### Exercise brief:
Show each line from the records below in which the word "dots" occurs.

### Source records:
====================
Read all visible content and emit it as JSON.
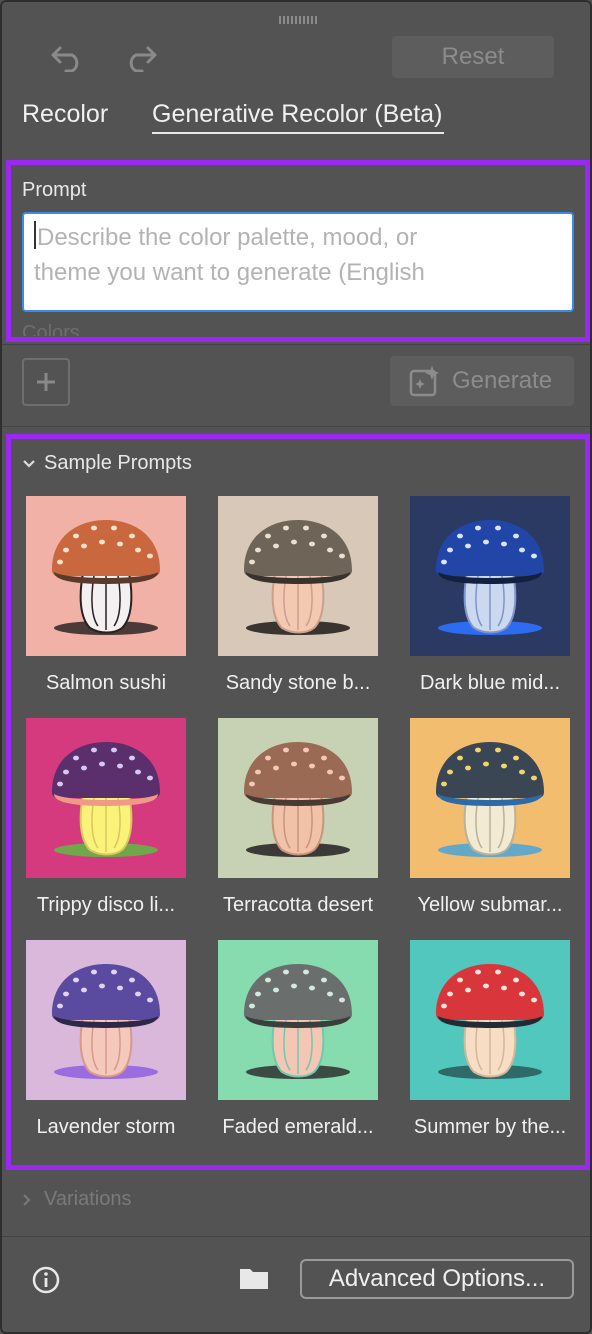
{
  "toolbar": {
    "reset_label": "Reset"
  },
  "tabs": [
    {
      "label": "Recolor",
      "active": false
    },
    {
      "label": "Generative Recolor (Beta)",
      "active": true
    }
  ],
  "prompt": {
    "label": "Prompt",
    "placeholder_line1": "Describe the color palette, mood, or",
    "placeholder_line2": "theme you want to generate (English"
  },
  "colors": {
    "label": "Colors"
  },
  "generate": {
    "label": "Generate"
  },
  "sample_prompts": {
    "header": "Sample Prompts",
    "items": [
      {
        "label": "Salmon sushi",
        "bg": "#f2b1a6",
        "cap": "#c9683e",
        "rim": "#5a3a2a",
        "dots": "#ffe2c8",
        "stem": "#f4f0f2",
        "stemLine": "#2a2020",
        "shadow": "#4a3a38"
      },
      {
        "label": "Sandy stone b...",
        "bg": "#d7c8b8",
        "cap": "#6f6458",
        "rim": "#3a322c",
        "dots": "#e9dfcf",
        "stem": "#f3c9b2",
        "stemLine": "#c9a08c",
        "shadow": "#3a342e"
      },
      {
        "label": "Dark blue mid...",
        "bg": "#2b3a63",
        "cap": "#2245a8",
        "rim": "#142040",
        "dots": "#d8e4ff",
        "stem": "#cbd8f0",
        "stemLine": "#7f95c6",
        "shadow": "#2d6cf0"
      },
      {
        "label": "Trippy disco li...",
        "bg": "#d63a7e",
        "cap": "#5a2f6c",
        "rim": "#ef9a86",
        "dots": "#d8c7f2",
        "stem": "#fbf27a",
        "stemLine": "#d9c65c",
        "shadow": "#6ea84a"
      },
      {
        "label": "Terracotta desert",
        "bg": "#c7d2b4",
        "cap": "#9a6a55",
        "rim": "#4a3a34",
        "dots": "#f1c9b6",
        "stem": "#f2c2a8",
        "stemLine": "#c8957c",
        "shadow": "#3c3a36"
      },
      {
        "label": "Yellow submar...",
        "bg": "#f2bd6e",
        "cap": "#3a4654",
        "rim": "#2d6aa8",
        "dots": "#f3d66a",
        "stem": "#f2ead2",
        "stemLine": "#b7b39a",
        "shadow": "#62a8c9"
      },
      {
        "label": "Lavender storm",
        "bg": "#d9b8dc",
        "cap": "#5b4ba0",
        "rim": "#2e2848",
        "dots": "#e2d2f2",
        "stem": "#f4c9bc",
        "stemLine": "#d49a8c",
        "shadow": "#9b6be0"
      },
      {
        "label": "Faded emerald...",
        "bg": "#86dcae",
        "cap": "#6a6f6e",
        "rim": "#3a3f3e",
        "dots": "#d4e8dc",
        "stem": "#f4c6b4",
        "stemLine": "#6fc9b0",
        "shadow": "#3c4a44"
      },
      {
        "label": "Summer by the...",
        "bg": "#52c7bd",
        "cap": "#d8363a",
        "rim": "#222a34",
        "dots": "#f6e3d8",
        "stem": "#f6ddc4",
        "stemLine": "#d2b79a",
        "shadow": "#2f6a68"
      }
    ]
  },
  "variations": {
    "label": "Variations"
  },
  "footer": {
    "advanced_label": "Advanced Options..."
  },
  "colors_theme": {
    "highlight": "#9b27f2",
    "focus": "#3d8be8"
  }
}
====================
### Exercise response:
        "dots": "#ffe2c8",
        "dots": "#e9dfcf",
        "dots": "#d8e4ff",
        "dots": "#d8c7f2",
        "dots": "#f1c9b6",
        "dots": "#f3d66a",
        "dots": "#e2d2f2",
        "dots": "#d4e8dc",
        "dots": "#f6e3d8",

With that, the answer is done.